Sunday, November 17, 2019


—Anonymous Photo

—Ishmael Reed

tonite, thriller was
about an old woman, so vain she
surrounded herself with
        many mirrors

it got so bad that finally she

locked herself indoors & her

whole life became the


one day the villagers broke

into her house, but she was too

swift for them. she disappeared

        into a mirror
each tenant who bought the house
after that, lost a loved one to
       the old woman in the mirror:
       first a little girl
       then a young woman
       then the young woman's husband

the hunger of this poem is legendary

it has taken in many victims

back off from this poem

it has drawn in your feet

back off from this poem

it has drawn in your legs
back off from this poem

it is a greedy mirror
you are into this poem from  
       the waist down
nobody can hear you can they?
this poem has had you up to here
this poem aint got no manners
you cant call out from this poem
relax now & go with this poem

move & roll on to this poem

do not resist this poem

this poem has your eyes

this poem has his head

this poem has his arms

this poem has his fingers

this poem has his fingertips

this poem is the reader & the

reader the poem

statistic: the US bureau of missing persons re-
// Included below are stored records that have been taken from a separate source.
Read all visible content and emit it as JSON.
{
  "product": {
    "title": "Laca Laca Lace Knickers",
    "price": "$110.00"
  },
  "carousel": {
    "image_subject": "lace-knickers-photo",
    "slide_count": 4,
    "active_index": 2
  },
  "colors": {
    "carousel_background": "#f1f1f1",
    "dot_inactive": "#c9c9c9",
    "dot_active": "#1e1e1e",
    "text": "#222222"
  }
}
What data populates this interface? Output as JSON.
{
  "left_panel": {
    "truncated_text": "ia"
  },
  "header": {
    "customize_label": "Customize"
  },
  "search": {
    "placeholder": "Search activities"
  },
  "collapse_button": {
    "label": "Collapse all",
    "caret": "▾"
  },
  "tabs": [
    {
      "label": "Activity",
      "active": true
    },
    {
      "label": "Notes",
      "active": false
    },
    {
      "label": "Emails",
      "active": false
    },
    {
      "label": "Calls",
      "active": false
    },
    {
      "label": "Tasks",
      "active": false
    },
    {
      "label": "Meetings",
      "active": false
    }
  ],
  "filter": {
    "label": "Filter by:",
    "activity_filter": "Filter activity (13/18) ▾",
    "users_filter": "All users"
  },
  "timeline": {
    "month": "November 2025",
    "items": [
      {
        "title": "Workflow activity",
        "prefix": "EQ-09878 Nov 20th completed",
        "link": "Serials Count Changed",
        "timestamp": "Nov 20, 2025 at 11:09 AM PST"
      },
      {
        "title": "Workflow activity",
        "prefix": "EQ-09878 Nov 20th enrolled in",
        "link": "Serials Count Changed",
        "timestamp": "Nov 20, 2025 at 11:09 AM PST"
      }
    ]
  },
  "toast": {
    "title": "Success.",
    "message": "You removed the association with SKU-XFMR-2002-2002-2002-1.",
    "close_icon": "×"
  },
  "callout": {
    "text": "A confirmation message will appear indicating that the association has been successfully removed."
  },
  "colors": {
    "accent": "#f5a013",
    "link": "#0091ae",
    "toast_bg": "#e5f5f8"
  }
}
        ports that in 1968 over 100,000 people
        disappeared leaving no solid clues
        nor trace     only
a space     in the lives of their friends


Two readings in our area today: Sac. Poetry Center presents Anara Guard and Lois Ann Abraham for Prose in the Afternoon, 25th & R Sts., Sac., 4-5:30pm. And Poetry of the Sierra Foothills features Sally Ashton, Wren Tuatha plus open mic at Caffé Santoro in Diamond Springs, 1-3pm. Scroll down to the blue column (under the green column at the right) for info about these and other upcoming poetry events in our area—and note that more may be added at the last minute.

For more about Ishmael Reed, go to his website at, including his bio at

For a comprehensive list of “Poems on Poems” by Ted Nellen, see

—Medusa, wandering around inside of the poem ~

Photos in this column can be enlarged by
clicking on them once, then clicking on the x
in the top right corner to come back to Medusa.